Between Clio and Portola is a subdivision built around golf. The land there is similar to Loyalton; dry, hosting mostly pine with occasional juniper and sage. It has a little used golf course right in the pines. It’s close to a town with a hospital and three grocery stores. It’s a stone’s throw from Graeagle, which has golf and quaintness. Still, the development in that area is struggling and “for sale” signs stand like tombstones outside many houses. A “for sale” sign in this market is a sign of desperation, an indication of worry and grief.
What else does Loyalton have? A gushing hot springs, scenic ocean view, beautiful lake, or fantastic skiing? Nope. There’s a couple of real pretty lakes, and a little snowmobiling nearby, but Loyalton itself is perfectly located only for a lumber mill.
We can look on the bright side, at least Loyalton doesn’t have alligators and chiggers.
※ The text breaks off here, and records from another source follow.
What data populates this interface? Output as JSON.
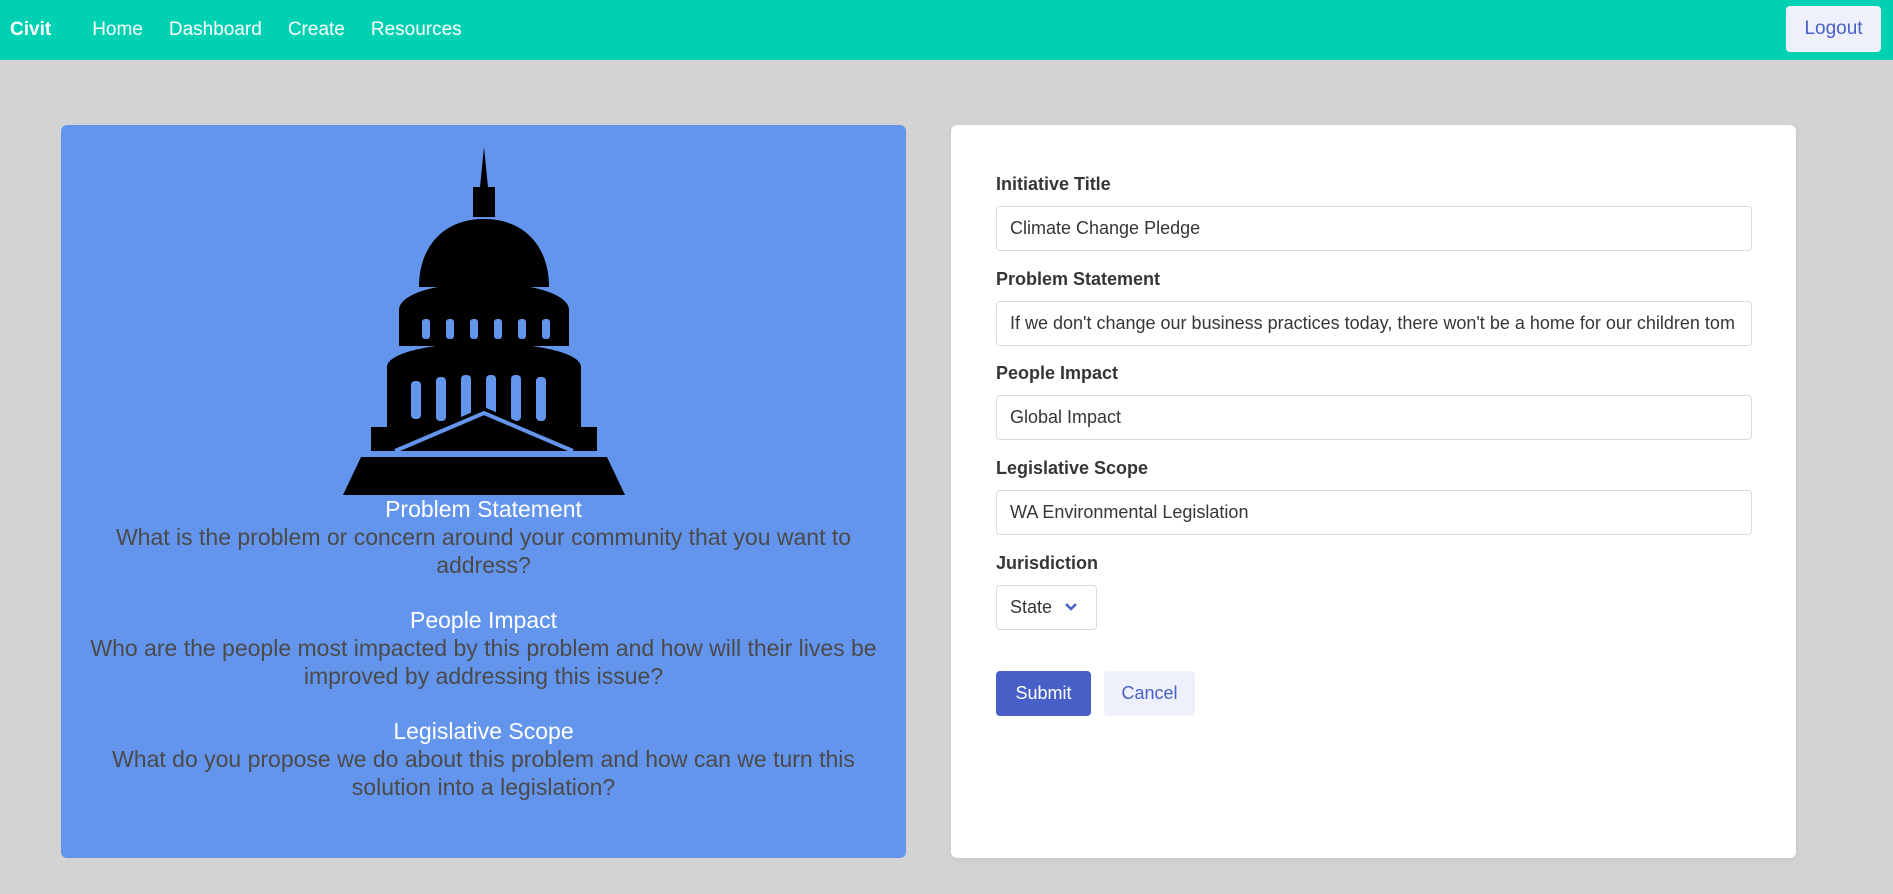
{
  "navbar": {
    "brand": "Civit",
    "items": [
      {
        "label": "Home"
      },
      {
        "label": "Dashboard"
      },
      {
        "label": "Create"
      },
      {
        "label": "Resources"
      }
    ],
    "logout_label": "Logout",
    "background_color": "#00d1b2"
  },
  "info_card": {
    "background_color": "#6495ed",
    "icon": "capitol-building-icon",
    "sections": [
      {
        "title": "Problem Statement",
        "text": "What is the problem or concern around your community that you want to address?"
      },
      {
        "title": "People Impact",
        "text": "Who are the people most impacted by this problem and how will their lives be improved by addressing this issue?"
      },
      {
        "title": "Legislative Scope",
        "text": "What do you propose we do about this problem and how can we turn this solution into a legislation?"
      }
    ]
  },
  "form": {
    "fields": [
      {
        "label": "Initiative Title",
        "value": "Climate Change Pledge"
      },
      {
        "label": "Problem Statement",
        "value": "If we don't change our business practices today, there won't be a home for our children tom"
      },
      {
        "label": "People Impact",
        "value": "Global Impact"
      },
      {
        "label": "Legislative Scope",
        "value": "WA Environmental Legislation"
      }
    ],
    "jurisdiction": {
      "label": "Jurisdiction",
      "selected": "State"
    },
    "submit_label": "Submit",
    "cancel_label": "Cancel",
    "accent_color": "#485fc7"
  }
}
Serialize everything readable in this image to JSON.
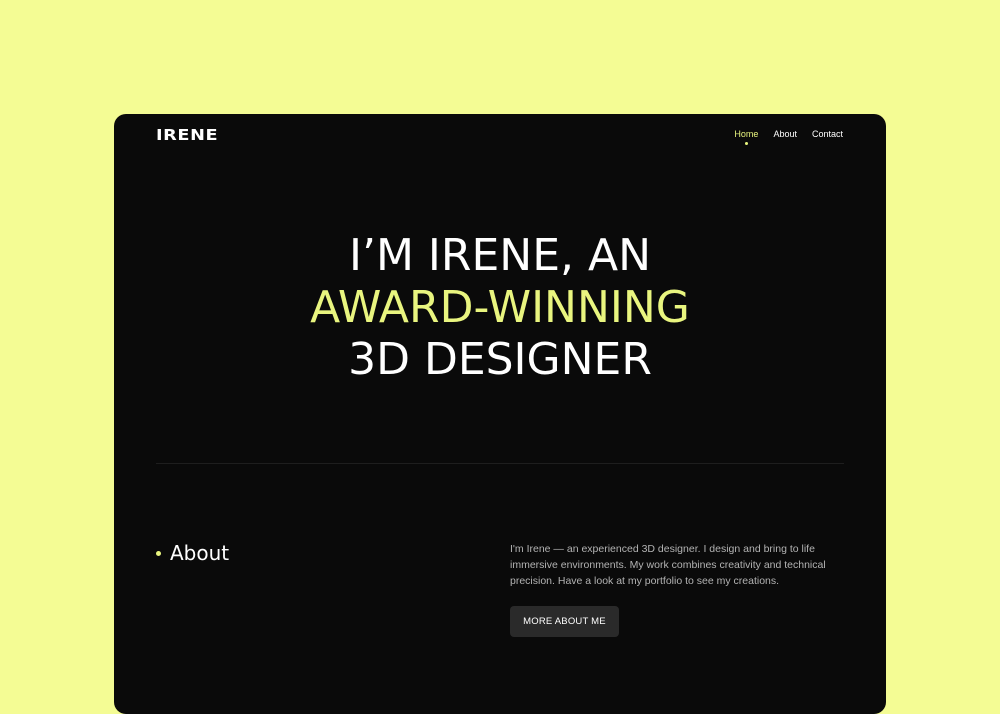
{
  "colors": {
    "page_background": "#f4fc94",
    "window_background": "#0a0a0a",
    "accent": "#e9f57f",
    "text": "#ffffff",
    "muted_text": "#b3b3b3",
    "button_background": "#2a2a2a"
  },
  "header": {
    "logo": "IRENE",
    "nav": [
      {
        "label": "Home",
        "active": true
      },
      {
        "label": "About",
        "active": false
      },
      {
        "label": "Contact",
        "active": false
      }
    ]
  },
  "hero": {
    "line1": "I’M IRENE, AN",
    "line2": "AWARD-WINNING",
    "line3": "3D DESIGNER"
  },
  "about": {
    "title": "About",
    "text": "I'm Irene — an experienced 3D designer. I design and bring to life immersive environments. My work combines creativity and technical precision. Have a look at my portfolio to see my creations.",
    "button_label": "MORE ABOUT ME"
  }
}
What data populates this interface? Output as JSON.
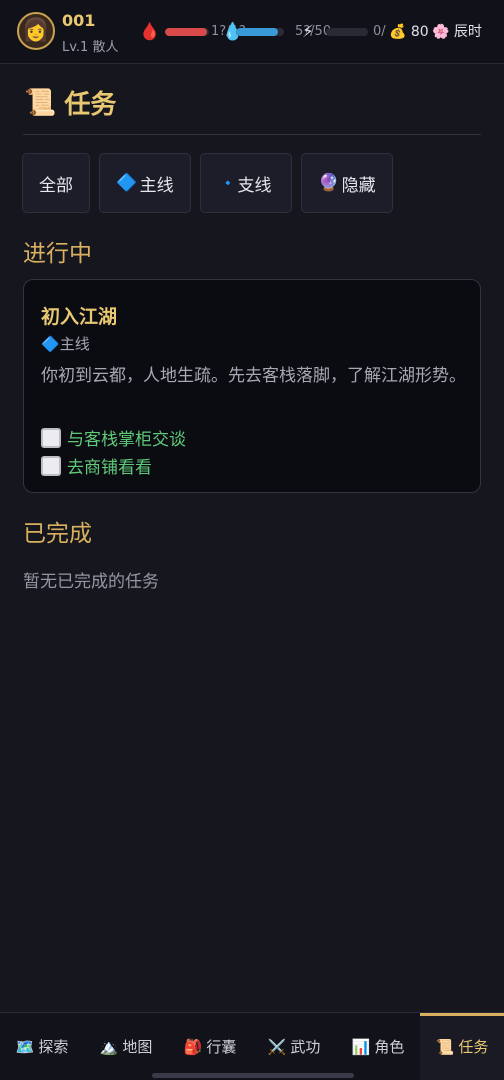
{
  "player": {
    "avatar_icon": "👩",
    "name": "001",
    "level_text": "Lv.1 散人"
  },
  "stats": {
    "hp": {
      "icon": "🩸",
      "text": "1▒/1▒▒",
      "display": "1?/1?",
      "fill": 0.95,
      "color": "#d84a4a"
    },
    "mp": {
      "icon": "💧",
      "display": "5?/50",
      "fill": 0.88,
      "color": "#3a9ad8"
    },
    "energy": {
      "icon": "⚡",
      "display": "0/",
      "fill": 0.0,
      "color": "#e8b830"
    },
    "money": {
      "icon": "💰",
      "value": "80"
    },
    "time": {
      "icon": "🌸",
      "value": "辰时"
    }
  },
  "page": {
    "title_icon": "📜",
    "title": "任务"
  },
  "filters": [
    {
      "label": "全部",
      "icon": ""
    },
    {
      "label": "主线",
      "icon": "🔷"
    },
    {
      "label": "支线",
      "icon": "🔹"
    },
    {
      "label": "隐藏",
      "icon": "🔮"
    }
  ],
  "sections": {
    "in_progress": "进行中",
    "completed": "已完成",
    "completed_empty": "暂无已完成的任务"
  },
  "quests": [
    {
      "name": "初入江湖",
      "type_icon": "🔷",
      "type": "主线",
      "description": "你初到云都，人地生疏。先去客栈落脚，了解江湖形势。",
      "objectives": [
        "与客栈掌柜交谈",
        "去商铺看看"
      ]
    }
  ],
  "nav": [
    {
      "icon": "🗺️",
      "label": "探索"
    },
    {
      "icon": "🏔️",
      "label": "地图"
    },
    {
      "icon": "🎒",
      "label": "行囊"
    },
    {
      "icon": "⚔️",
      "label": "武功"
    },
    {
      "icon": "📊",
      "label": "角色"
    },
    {
      "icon": "📜",
      "label": "任务",
      "active": true
    }
  ]
}
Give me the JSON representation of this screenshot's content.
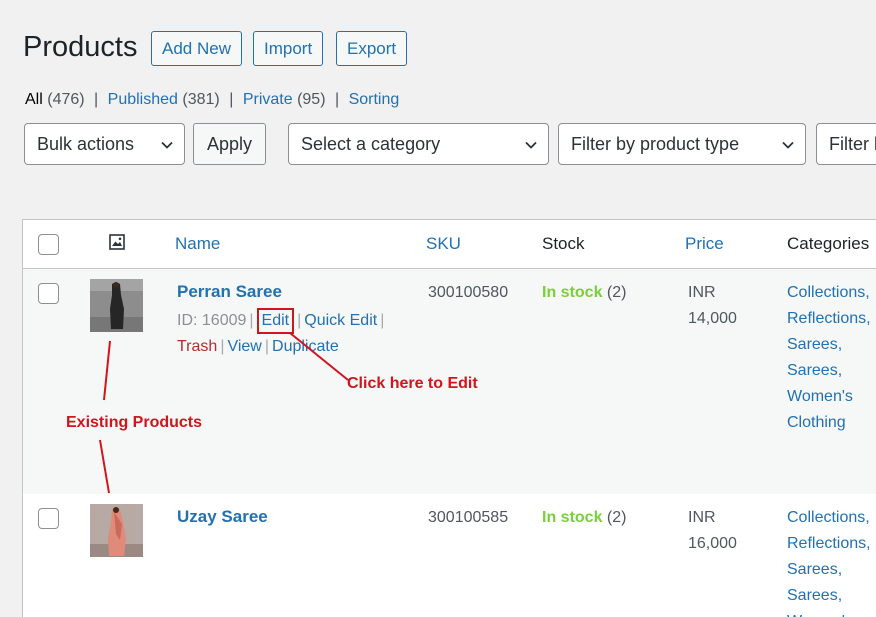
{
  "header": {
    "title": "Products",
    "add_new": "Add New",
    "import": "Import",
    "export": "Export"
  },
  "status_filter": {
    "all_label": "All",
    "all_count": "(476)",
    "published_label": "Published",
    "published_count": "(381)",
    "private_label": "Private",
    "private_count": "(95)",
    "sorting_label": "Sorting",
    "separator": "|"
  },
  "filters": {
    "bulk_actions": "Bulk actions",
    "apply": "Apply",
    "category": "Select a category",
    "product_type": "Filter by product type",
    "stock_status": "Filter b"
  },
  "table": {
    "columns": {
      "name": "Name",
      "sku": "SKU",
      "stock": "Stock",
      "price": "Price",
      "categories": "Categories"
    },
    "rows": [
      {
        "name": "Perran Saree",
        "id_text": "ID: 16009",
        "actions": {
          "edit": "Edit",
          "quick_edit": "Quick Edit",
          "trash": "Trash",
          "view": "View",
          "duplicate": "Duplicate"
        },
        "sku": "300100580",
        "stock_status": "In stock",
        "stock_qty": "(2)",
        "price_currency": "INR",
        "price_value": "14,000",
        "categories": [
          "Collections,",
          "Reflections,",
          "Sarees,",
          "Sarees,",
          "Women's",
          "Clothing"
        ]
      },
      {
        "name": "Uzay Saree",
        "sku": "300100585",
        "stock_status": "In stock",
        "stock_qty": "(2)",
        "price_currency": "INR",
        "price_value": "16,000",
        "categories": [
          "Collections,",
          "Reflections,",
          "Sarees,",
          "Sarees,",
          "Women's"
        ]
      }
    ]
  },
  "annotations": {
    "edit_hint": "Click here to Edit",
    "existing_products": "Existing Products"
  },
  "colors": {
    "accent": "#2271b1",
    "in_stock": "#7ad03a",
    "trash": "#b32d2e",
    "annotation": "#d0151d"
  }
}
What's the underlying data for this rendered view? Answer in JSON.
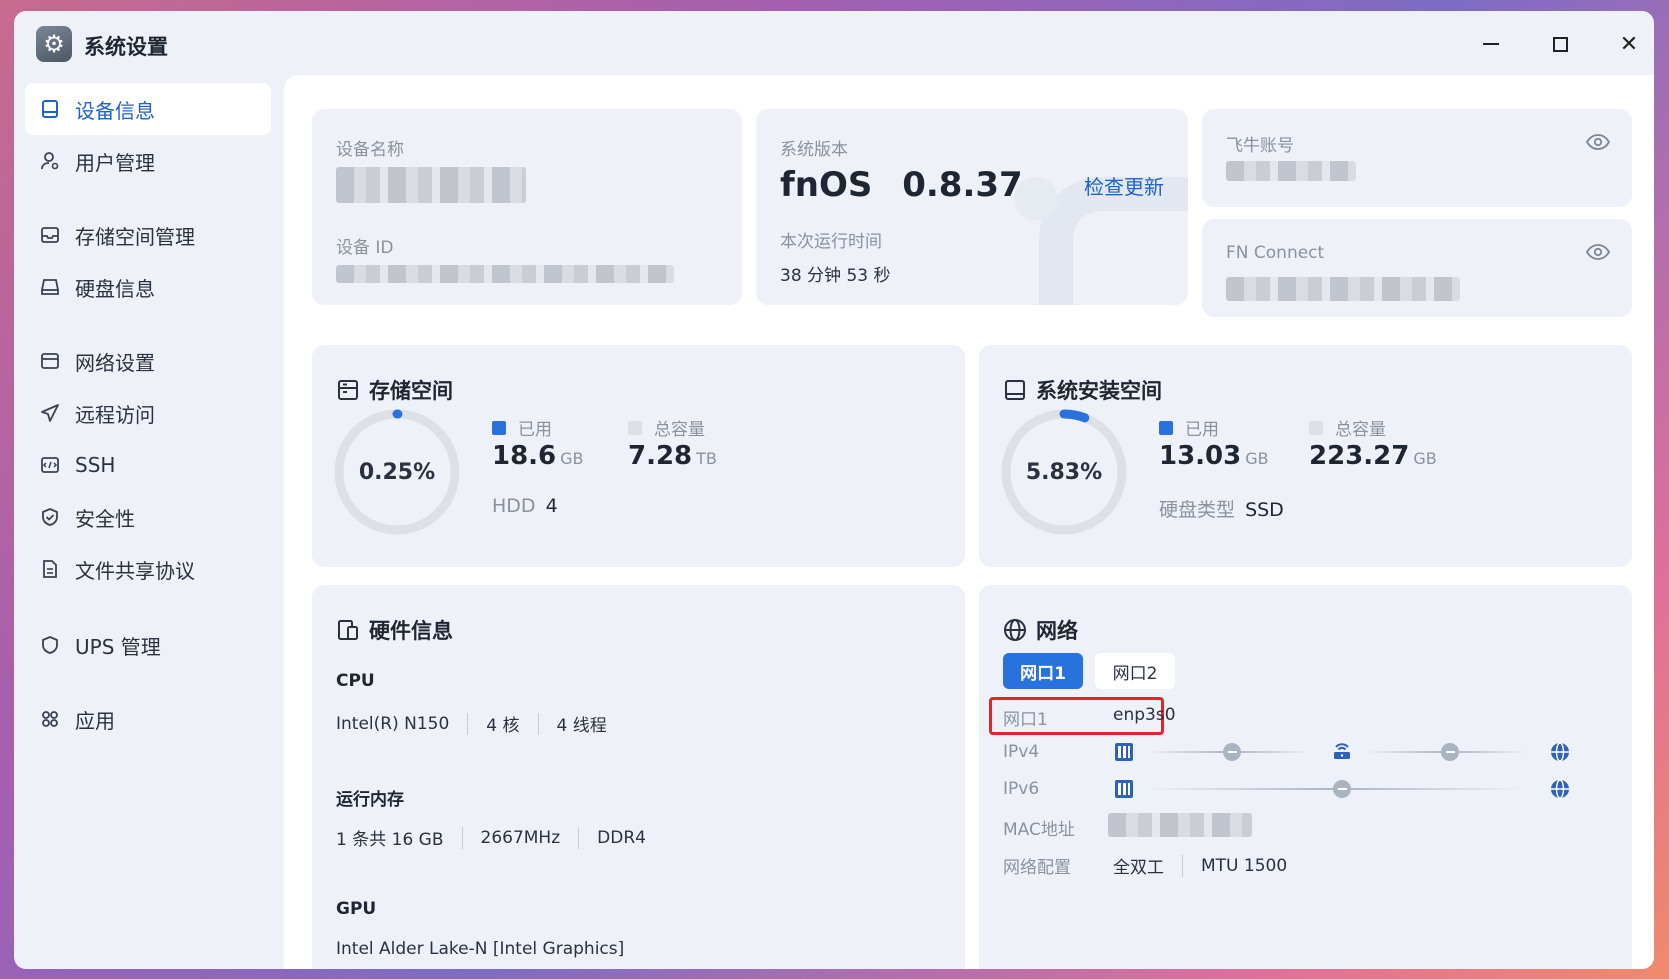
{
  "window": {
    "title": "系统设置"
  },
  "sidebar": {
    "items": [
      {
        "label": "设备信息",
        "icon": "device-icon",
        "active": true
      },
      {
        "label": "用户管理",
        "icon": "user-icon"
      },
      {
        "label": "存储空间管理",
        "icon": "storage-icon"
      },
      {
        "label": "硬盘信息",
        "icon": "disk-icon"
      },
      {
        "label": "网络设置",
        "icon": "network-icon"
      },
      {
        "label": "远程访问",
        "icon": "send-icon"
      },
      {
        "label": "SSH",
        "icon": "ssh-icon"
      },
      {
        "label": "安全性",
        "icon": "shield-check-icon"
      },
      {
        "label": "文件共享协议",
        "icon": "file-share-icon"
      },
      {
        "label": "UPS 管理",
        "icon": "shield-icon"
      },
      {
        "label": "应用",
        "icon": "apps-icon"
      }
    ]
  },
  "device": {
    "name_label": "设备名称",
    "id_label": "设备 ID"
  },
  "system": {
    "version_label": "系统版本",
    "os_name": "fnOS",
    "version": "0.8.37",
    "check_update": "检查更新",
    "uptime_label": "本次运行时间",
    "uptime": "38 分钟 53 秒"
  },
  "account": {
    "label": "飞牛账号"
  },
  "fnconnect": {
    "label": "FN Connect"
  },
  "storage": {
    "title": "存储空间",
    "percent": "0.25%",
    "percent_value": 0.25,
    "used_label": "已用",
    "used_value": "18.6",
    "used_unit": "GB",
    "total_label": "总容量",
    "total_value": "7.28",
    "total_unit": "TB",
    "disk_type_label": "HDD",
    "disk_count": "4"
  },
  "install": {
    "title": "系统安装空间",
    "percent": "5.83%",
    "percent_value": 5.83,
    "used_label": "已用",
    "used_value": "13.03",
    "used_unit": "GB",
    "total_label": "总容量",
    "total_value": "223.27",
    "total_unit": "GB",
    "disk_type_label": "硬盘类型",
    "disk_type": "SSD"
  },
  "hardware": {
    "title": "硬件信息",
    "cpu_label": "CPU",
    "cpu_model": "Intel(R) N150",
    "cpu_cores": "4 核",
    "cpu_threads": "4 线程",
    "mem_label": "运行内存",
    "mem_size": "1 条共 16 GB",
    "mem_freq": "2667MHz",
    "mem_type": "DDR4",
    "gpu_label": "GPU",
    "gpu_model": "Intel Alder Lake-N [Intel Graphics]"
  },
  "network": {
    "title": "网络",
    "tabs": [
      "网口1",
      "网口2"
    ],
    "port_label": "网口1",
    "port_value": "enp3s0",
    "ipv4_label": "IPv4",
    "ipv6_label": "IPv6",
    "mac_label": "MAC地址",
    "config_label": "网络配置",
    "duplex": "全双工",
    "mtu": "MTU 1500"
  },
  "colors": {
    "accent": "#2872dd",
    "ring_track": "#dde1e7",
    "highlight": "#e5232b"
  }
}
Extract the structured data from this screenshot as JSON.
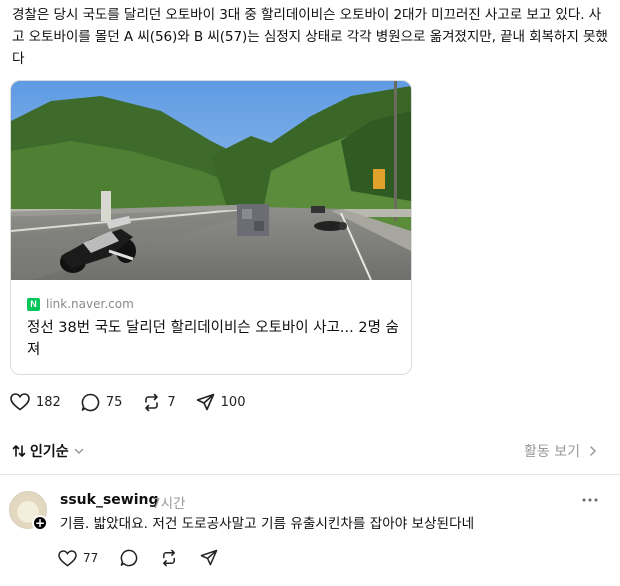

What, then are these new candidates to work with, once they’ve won their office? The things that are typically present for a town to re-define itself simply aren’t present. Some day, when America and the World are booming again, yes, Loyalton might find a niche. If the cogen plant would run, there could be many small manufacturing businesses in the industrial park; indeed, an entire system of small plants could develop using the electricity and hot water, but it’s far more likely that the Chinese will buy it for a dime on the dollar and put it on a barge. Between regulations and bickering corporations the plant is hamstrung, and unlikely to be the small dynamo which can power new technology in Loyalton. There doesn’t seem to be anyone with the money and vision to bring such an economic powerhouse to the site.
The last depression lasted at least a decade; Loyalton should be prepared to “hold on” for seven years or more. It won’t be easy.
Most voters have very little idea what it takes to govern a city. There are board and committee meetings every week in the county that only members attend. Even the Sierra County Board often meets with only a dozing press present. It’s easy to be dis-satisfied and blame elected leaders as though they have to power to change things, when they simply don’t.
However, Mike Hudson and Pat Whitley have experience on the Council, and Whitley and Brookes Mitchell have experience as Sierra County supervisors. With most council members having at least some experience with the frustrations of 21st century government, there is reason to hope.